The influential sister of North Korean leader Kim Jong Un called South Korea’s defense minister a “scum-like guy” for talking about preemptive strikes on the North, warning Sunday that the South may face “a serious threat.”

Kim Yo Jong’s statement came amid heightened tensions between the rival Koreas over the North’s spate of weapons tests this year, including its first intercontinental ballistic missile launch in more than four years.

The ICBM test that broke North Korea’s four-year moratorium on big weapons tests was a huge embarrassment to South Korea’s liberal President Moon Jae-in, who has pushed hard to achieve greater reconciliation between the countries and find a peaceful resolution to the North Korean nuclear crisis.

During a visit to the country's strategic missile command on Friday, South Korean Defense Minister Suh Wook said that South Korea has the ability and readiness to launch precision strikes on North Korea if it detects the North intends to fire missiles at South Korea. Seoul has long maintained such a preemptive military strategy to cope with North Korea’s growing missile and nuclear threats, but it was still highly unusual for a senior Seoul official under the Moon administration to publicly discuss it.

On Sunday, Kim’s sister, Kim Yo Jong, issued blistering rhetoric directed at Suh and threats toward Seoul.

“The senseless and scum-like guy dare mention a ‘preemptive strike’ at a nuclear weapons state,” Kim Yo Jong said in a statement carried by state media. “South Korea may face a serious threat owing to the reckless remarks made by its defense minister.”
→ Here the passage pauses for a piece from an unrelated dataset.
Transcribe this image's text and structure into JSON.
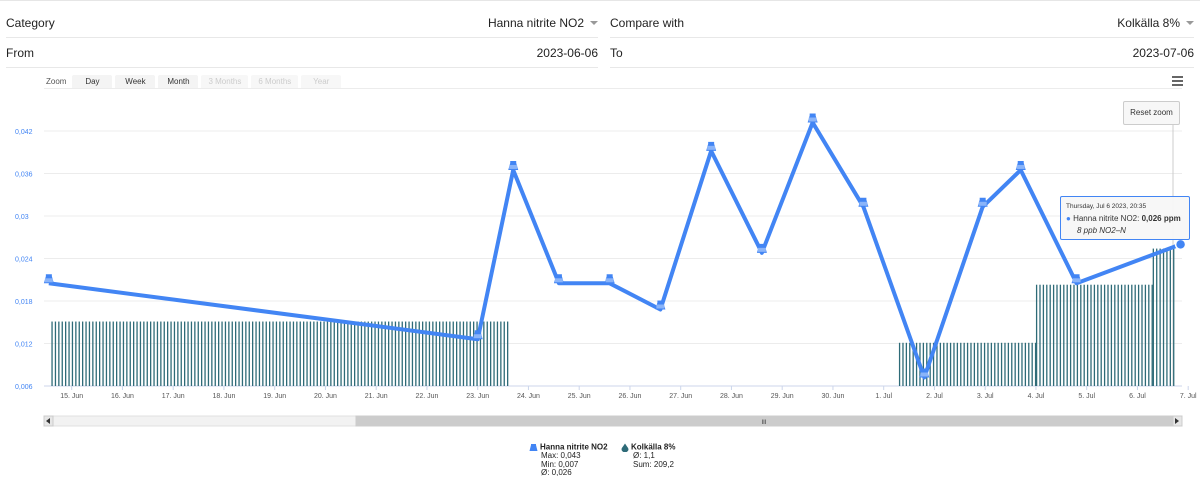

“South Korea should discipline itself if it wants to stave off disaster,” she said.

Kim Yo Jong, a senior official in the North’s ruling Workers’ Party, is in charge of relations with Seoul and Washington. South Korea’s spy service says she is the North’s No. 2 official behind her brother.

Pak Jong Chon, a secretary in the Workers’ Party’s central committee, separately warned that “any slight misjudgment and ill statement rattling the other party under the present situation” may trigger “a dangerous conflict and a full-blown war.”

Pak said North Korea will “mercilessly direct military force into destroying major targets in Seoul and the South Korean army” if South Korea preemptively attacks North Korea.

Relations between the Koreas briefly flourished in 2018 after North Korea abruptly reached out to South Korea and the United States and expressed its willingness to put its nuclear program on the bargaining table. At the time, Kim Yo Jong visited South Korea to attend the opening ceremony of the Winter Olympics and conveyed her brother’s invitation for Moon to visit the North. Kim Jong Un and Moon eventually met three times in 2018.

But North Korea turned a colder shoulder on Moon and cut off ties with South Korea after its broader diplomacy with the United States collapsed in 2019 due to disputes over U.S.-led economic sanctions on the North.

The United States has urged North Korea to return to talks without preconditions, but the North has rejected such an overture saying the U.S. must first drop its hostility toward it. Kim Jong Un has repeatedly vowed to expand his nuclear arsenal as a diplomatic stalemate with Washington continues.

Some experts say the North’s recent missile tests were meant to perfect its weapons technology, boost its leverage in future negotiations with the U.S. and secure stronger internal loyalty. They say North Korea could soon conduct another ICBM launch, a launch of a satellite-carrying rocket or a test of a nuclear device in coming weeks.